Sydney - The number of New Zealanders who see China as a geopolitical threat has climbed, according to a new survey.
The research was conducted by the Asia New Zealand Foundation, a Wellington-based non-profit organization.
It has been sampling the views of New Zealanders since 1997. Of the more than 1100 people surveyed in the most recent study, just 13% saw China as a friend, which is a record low.
Fifty-eight percent of respondents consider China to be a geopolitical threat. That apprehension has increased from last year's figure of 37%. The foundation says the views of New Zealanders are influenced by media stories, which have charted Beijing's growing assertiveness in the Pacific region and its territorial ambitions in the South China Sea.
Only 10% of respondents to the study considered that China would act responsibly in the world.
The Asia New Zealand Foundation executive director Simon Draper said the bilateral relationship with Beijing was once mostly based on trade, but had become increasingly entwined in global politics.
He told Radio New Zealand that has caused tensions to rise.
"New Zealand's relationship with China was pretty uncomplicated, you know, we sold them and continue to sell them in large numbers dairy, and meat and other goods and services, horticulture etcetera. Over the last few years, we have seen that relationship become a bit more complicated not just with New Zealand and China, but with China with a number of its partners," he said.
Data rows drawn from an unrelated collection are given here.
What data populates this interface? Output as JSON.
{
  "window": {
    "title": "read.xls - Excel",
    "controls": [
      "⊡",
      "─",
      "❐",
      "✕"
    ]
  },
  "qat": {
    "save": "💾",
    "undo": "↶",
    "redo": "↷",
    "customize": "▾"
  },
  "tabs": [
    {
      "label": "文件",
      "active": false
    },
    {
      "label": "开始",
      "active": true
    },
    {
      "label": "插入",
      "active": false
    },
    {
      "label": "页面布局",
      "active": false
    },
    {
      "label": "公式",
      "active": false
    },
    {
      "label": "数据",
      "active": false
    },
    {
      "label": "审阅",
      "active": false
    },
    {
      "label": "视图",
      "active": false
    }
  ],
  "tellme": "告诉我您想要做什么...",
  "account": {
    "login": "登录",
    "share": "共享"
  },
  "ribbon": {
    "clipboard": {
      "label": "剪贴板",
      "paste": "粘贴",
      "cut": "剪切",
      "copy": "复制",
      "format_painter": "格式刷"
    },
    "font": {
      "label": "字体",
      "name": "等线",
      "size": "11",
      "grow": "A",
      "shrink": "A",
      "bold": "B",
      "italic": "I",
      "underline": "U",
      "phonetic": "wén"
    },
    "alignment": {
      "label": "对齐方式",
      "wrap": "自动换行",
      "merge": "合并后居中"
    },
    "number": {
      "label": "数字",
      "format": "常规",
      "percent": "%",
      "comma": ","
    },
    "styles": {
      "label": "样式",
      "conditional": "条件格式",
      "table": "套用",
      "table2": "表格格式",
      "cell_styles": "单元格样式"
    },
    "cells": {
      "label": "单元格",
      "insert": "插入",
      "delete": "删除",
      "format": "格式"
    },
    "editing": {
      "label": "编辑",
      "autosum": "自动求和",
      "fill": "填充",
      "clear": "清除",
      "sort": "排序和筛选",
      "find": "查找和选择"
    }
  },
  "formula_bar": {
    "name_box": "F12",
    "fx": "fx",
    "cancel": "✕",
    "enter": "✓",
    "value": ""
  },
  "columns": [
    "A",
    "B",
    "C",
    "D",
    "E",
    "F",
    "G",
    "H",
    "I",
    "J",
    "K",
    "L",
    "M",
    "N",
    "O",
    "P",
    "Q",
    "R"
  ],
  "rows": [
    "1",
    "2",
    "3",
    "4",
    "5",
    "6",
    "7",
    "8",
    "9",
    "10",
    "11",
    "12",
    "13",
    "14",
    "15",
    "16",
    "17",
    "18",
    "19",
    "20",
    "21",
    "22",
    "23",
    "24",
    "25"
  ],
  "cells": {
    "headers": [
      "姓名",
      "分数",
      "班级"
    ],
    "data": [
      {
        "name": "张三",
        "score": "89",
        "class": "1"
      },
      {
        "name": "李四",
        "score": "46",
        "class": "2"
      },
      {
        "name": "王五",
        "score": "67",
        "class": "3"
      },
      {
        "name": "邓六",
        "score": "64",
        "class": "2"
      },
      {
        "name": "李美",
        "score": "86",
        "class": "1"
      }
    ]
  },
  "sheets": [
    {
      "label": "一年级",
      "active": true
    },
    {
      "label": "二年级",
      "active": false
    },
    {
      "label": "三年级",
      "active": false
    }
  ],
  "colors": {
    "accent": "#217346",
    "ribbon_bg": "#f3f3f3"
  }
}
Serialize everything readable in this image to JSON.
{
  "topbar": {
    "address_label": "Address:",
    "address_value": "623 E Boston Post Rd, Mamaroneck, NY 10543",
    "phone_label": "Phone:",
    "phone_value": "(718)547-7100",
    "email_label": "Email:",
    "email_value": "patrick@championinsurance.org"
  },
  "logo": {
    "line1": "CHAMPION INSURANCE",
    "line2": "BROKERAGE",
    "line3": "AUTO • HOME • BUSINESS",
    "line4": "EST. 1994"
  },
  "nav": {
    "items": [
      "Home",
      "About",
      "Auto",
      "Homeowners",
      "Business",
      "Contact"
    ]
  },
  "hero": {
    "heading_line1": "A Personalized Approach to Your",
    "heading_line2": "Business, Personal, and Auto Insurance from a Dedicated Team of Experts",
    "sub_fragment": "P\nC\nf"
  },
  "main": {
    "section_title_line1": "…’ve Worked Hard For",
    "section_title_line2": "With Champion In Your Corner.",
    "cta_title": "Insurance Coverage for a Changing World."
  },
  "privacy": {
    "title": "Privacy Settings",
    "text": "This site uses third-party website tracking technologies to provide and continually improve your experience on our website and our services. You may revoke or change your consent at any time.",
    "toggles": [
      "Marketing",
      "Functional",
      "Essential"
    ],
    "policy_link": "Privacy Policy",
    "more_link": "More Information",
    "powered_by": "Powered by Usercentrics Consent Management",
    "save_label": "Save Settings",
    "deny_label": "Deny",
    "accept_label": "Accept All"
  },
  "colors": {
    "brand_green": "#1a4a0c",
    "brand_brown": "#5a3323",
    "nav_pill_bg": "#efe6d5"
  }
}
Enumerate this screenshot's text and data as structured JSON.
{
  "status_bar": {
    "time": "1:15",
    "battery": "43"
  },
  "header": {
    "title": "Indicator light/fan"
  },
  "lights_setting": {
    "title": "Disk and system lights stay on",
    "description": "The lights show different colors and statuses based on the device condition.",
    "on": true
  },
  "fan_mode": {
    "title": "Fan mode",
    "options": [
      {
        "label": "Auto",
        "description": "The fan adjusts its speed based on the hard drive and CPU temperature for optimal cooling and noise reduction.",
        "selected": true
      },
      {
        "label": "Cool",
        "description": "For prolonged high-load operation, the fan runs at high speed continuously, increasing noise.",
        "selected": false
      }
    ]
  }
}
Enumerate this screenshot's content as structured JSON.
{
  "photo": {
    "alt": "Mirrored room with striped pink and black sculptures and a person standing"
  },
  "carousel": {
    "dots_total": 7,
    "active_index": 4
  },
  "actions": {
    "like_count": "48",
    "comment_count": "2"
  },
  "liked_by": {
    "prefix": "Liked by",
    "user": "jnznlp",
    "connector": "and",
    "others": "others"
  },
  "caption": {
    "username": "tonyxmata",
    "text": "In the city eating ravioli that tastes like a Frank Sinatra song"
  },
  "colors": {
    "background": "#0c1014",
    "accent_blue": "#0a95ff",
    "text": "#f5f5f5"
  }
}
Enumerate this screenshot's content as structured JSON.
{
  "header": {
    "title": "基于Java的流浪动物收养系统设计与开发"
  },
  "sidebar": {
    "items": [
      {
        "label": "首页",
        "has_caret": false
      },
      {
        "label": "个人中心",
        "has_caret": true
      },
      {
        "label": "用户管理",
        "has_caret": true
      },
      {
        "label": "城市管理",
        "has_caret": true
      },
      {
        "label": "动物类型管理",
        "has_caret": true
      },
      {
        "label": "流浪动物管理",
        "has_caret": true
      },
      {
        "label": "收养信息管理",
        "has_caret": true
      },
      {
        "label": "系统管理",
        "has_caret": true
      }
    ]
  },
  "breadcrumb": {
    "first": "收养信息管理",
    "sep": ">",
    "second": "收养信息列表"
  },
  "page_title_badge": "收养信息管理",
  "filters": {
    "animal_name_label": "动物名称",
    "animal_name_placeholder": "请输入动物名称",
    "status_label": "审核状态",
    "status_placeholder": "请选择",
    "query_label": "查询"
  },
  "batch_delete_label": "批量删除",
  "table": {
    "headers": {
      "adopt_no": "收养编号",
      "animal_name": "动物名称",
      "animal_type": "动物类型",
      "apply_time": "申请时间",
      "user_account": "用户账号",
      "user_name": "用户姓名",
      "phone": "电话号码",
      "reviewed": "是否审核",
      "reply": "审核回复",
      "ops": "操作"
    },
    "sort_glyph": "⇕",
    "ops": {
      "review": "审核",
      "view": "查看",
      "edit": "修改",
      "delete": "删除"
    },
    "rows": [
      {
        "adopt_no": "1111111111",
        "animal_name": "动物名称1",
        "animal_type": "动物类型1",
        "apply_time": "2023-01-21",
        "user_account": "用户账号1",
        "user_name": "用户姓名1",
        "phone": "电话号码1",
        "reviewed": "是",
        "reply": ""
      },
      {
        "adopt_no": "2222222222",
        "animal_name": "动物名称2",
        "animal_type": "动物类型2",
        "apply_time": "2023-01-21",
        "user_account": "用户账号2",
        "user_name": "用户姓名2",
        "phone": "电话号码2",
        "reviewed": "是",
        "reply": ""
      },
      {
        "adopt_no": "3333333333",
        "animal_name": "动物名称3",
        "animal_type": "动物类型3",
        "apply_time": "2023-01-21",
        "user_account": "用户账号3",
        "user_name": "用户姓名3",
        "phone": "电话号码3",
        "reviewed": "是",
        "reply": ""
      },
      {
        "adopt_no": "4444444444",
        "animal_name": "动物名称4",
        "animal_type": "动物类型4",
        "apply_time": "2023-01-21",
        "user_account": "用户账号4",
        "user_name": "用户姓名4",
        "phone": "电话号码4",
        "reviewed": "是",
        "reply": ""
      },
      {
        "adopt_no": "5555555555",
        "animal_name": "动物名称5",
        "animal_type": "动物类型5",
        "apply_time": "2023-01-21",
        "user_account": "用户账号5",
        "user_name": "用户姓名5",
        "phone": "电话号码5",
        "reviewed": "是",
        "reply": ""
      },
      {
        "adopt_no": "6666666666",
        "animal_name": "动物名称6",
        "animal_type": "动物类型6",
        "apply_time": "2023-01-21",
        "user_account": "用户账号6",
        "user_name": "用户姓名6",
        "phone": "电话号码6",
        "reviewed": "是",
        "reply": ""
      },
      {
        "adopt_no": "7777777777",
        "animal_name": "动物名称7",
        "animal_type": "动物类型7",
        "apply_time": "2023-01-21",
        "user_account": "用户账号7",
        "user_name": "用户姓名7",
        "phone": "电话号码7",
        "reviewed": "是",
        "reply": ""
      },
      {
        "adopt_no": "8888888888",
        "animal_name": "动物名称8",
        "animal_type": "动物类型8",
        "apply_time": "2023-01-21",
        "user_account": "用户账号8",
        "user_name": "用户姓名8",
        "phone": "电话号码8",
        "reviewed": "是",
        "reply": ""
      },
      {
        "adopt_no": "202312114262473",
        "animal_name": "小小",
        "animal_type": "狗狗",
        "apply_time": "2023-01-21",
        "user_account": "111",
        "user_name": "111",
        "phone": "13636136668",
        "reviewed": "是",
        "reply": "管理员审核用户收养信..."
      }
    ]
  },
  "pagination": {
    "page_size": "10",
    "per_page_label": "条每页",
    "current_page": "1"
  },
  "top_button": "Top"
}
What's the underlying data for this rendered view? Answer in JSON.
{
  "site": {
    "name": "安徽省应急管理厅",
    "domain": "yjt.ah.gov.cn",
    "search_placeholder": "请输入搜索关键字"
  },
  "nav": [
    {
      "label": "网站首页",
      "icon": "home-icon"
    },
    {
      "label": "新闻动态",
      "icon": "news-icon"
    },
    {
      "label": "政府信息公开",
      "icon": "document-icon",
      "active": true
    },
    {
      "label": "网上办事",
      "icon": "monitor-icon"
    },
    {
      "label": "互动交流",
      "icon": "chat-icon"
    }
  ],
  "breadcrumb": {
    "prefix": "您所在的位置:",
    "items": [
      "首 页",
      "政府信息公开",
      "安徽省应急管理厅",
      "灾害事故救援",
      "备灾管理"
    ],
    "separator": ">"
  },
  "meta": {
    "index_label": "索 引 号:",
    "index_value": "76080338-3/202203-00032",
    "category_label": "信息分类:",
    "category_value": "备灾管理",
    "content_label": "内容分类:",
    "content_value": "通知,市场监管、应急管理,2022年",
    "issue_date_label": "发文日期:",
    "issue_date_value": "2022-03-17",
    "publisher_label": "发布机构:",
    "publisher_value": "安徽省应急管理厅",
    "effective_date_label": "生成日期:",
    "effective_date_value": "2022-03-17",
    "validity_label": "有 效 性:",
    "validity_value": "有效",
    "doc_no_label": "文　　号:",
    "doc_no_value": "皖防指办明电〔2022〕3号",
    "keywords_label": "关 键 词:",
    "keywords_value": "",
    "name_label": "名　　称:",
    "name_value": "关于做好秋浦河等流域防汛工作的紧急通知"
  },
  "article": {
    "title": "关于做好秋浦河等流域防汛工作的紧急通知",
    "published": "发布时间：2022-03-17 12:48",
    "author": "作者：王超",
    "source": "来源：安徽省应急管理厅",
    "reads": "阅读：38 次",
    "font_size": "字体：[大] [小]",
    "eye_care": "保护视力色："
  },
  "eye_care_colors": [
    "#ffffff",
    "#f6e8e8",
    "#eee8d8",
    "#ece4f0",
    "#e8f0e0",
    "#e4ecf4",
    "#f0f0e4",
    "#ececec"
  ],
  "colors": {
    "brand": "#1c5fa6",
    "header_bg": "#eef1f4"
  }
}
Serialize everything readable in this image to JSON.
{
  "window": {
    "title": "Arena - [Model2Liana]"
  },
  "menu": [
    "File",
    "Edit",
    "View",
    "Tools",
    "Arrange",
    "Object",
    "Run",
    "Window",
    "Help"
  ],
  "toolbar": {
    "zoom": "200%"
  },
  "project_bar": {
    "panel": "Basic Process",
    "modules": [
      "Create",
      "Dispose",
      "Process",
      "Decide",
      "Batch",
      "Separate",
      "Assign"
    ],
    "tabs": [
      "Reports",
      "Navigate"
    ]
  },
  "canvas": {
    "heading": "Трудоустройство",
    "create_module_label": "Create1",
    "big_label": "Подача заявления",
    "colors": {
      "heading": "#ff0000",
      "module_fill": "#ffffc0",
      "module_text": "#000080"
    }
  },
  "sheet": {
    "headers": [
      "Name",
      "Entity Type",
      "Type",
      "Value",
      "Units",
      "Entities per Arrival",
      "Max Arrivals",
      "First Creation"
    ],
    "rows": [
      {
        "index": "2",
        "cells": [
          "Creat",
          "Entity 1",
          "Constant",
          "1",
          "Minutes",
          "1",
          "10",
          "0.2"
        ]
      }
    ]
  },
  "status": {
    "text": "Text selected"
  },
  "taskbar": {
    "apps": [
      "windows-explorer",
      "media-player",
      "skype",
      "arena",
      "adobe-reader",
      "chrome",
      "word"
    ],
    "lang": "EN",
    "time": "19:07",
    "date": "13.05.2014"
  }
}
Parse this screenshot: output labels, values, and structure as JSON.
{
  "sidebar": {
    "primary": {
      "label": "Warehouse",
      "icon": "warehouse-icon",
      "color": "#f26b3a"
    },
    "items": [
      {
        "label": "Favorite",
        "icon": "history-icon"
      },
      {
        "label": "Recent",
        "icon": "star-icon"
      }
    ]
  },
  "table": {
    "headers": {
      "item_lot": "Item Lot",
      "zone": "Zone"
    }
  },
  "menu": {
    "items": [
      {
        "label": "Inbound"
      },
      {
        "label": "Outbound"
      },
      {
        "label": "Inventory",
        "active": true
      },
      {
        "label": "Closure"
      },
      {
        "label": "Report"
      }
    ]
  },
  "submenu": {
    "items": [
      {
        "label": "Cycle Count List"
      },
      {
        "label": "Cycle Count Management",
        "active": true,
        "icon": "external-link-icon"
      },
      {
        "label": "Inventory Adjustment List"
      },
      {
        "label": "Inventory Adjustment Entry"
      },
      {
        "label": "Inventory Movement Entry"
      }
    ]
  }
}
The study also revealed that New Zealanders were increasingly worried about cyberattacks and misinformation campaigns perpetrated by other countries.
The research reported that 79% of respondents saw Russia as a threatening country, followed by 75% who had similar fears over North Korea.
The survey has also indicates that New Zealanders increasingly feel a strong connection with Asia "through their friends, their community and their interests."
The government in Wellington has joined Australia in attempting to curb Beijing's security and trade ambitions in the Pacific, which both trans-Tasman neighbors consider to be their traditional sphere of influence.
U.S. President Joe Biden and New Zealand Prime Minister Jacinda Ardern earlier this month reaffirmed their strategic partnership and raised concerns about China's recently signed security pact with Solomon Islands in the Pacific. A joint statement criticized China over alleged human rights abuses, the erosion of democracy in Hong Kong and "unlawful maritime claims" in the South China Sea.
In response, state-media in Beijing accused the Ardern government of "smearing and demonizing" China.